Once upon a time, there was a baby boy named Max.
Max was perfect in every way.
Except for, he wasn't. There were storms brewing inside of baby Max, that we didn't know of.
In February 2004, we took Max to California, to the ocean for the first time. He was calm, his forever sleepy eyes drawn awake to the rhythm of the waves.
On that trip we got a call from a neurologist who said we needed to start Max on a medicine called phenobarbital, because the test we had done prior to leaving for our trip showed Max was having a "slight tendency towards seizures". (I may well never forget that phrase.)
Upon arriving home, we got in with another neurologist. One at Children's Hospital Colorado, who was specialized in epilepsy. Within the week, two short weeks after being on the beach, we were here, with our perfect boy.
(Max intubated, heavily sedated, monitored very closely, in the PICU at Children's Hospital Colorado)
Our perfect boy. . .
He was four months old, and carrying two very serious, rare diagnosis. We were thrown into a world of hospital jargon, trying to understand a disease that even the most specialized doctors in the world don't always understand, and watching our son lay perfectly still because of the heavy sedation he was under to stop that slight tendency towards seizures, which turned out to be over 200 a day.
In the midst of this storm, there was a calm. A beacon of light in the darkness.
Someone who made sure we were still able to bond with our new, different baby.
(Momma holding Max in PICU for first time)
Even if it meant moving everything attached around for half an hour to get him near us.
(Daddy holding Max in PICU for first time)
We were scared, and confused so much of the time. But, she was there. She made us smile. She hugged us and told us it would be okay. And I knew, she meant it.
We got through two brain surgeries, and started to get Max's metabolic disease under some control, thanks very largely to the specialists on board, but also, Max's nurse Kim.
(Momma holding Max after the brain resection.)
She knew that we had so many questions, that we didn't even know yet. She called care conferences to get all the doctors on the same page. She made sure Max had the best nurses possible, so I could go and celebrate my birthday away from the PICU.
(Max's Nonni holding him after brain surgery.)
But above all, she cared for Max, as if he were the only child in that hospital.
And she did it with a smile.
And such concern.
We knew she had his, and our best interest in the forefront of her mind at all times while caring for Max. She told me once that his name was such a strong name. Babies with such strong names are fighters. And fight he did.
He made it through those surgeries, and we started on the journey of our new normal. With our new perfect boy.
We trusted Kim so much with Max, that when she was on duty, we would feel comfortable enough to leave the hospital. We had gone to lunch one afternoon, and as we relaxingly walked into Max's room, I saw this.
"They said we could hold him. I wanted to wait for you, but he hasn't been held in a month, so I just had to.".

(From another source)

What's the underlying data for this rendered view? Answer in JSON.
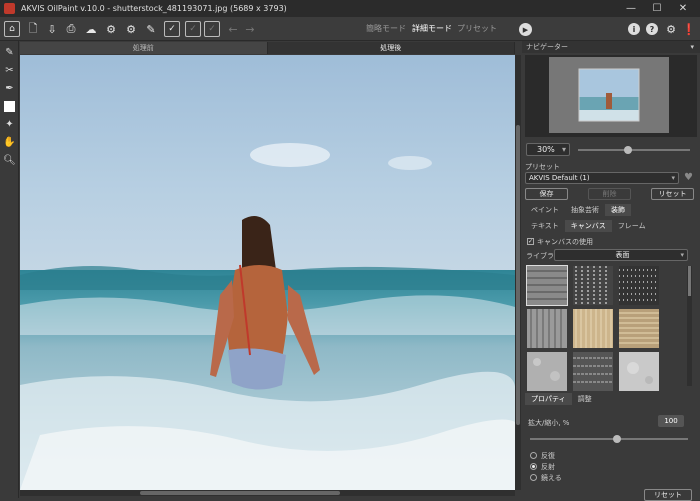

She quickly stood and got him all ready for his Momma and Daddy to hold him.
(That's a hardcore PICU nurse, with a baby's urine collection bag strapped to her scrubs!)
All was right again. Our perfect little baby.
This week is National Nurse Appreciation Week. When I think through all of the incredible nurses who have helped us on this journey, who have spoken up for us and our boy time and time again, I hold them all to the highest standard of one nurse who made an incredible impression on our lives.
Kim, I hope you never question if the work you do goes unappreciated, or unnoticed. 8 years later, the thought of the care you showed to our family, and gave to our baby Max still brings me to tears. You have been, and will always be, Max's nurse, Kim.
Happy Nurse Appreciation Week to the hundreds of amazing nurses who have passed our paths. Some of you are reading Max's blog regularly, so this is for you, we truly appreciate you.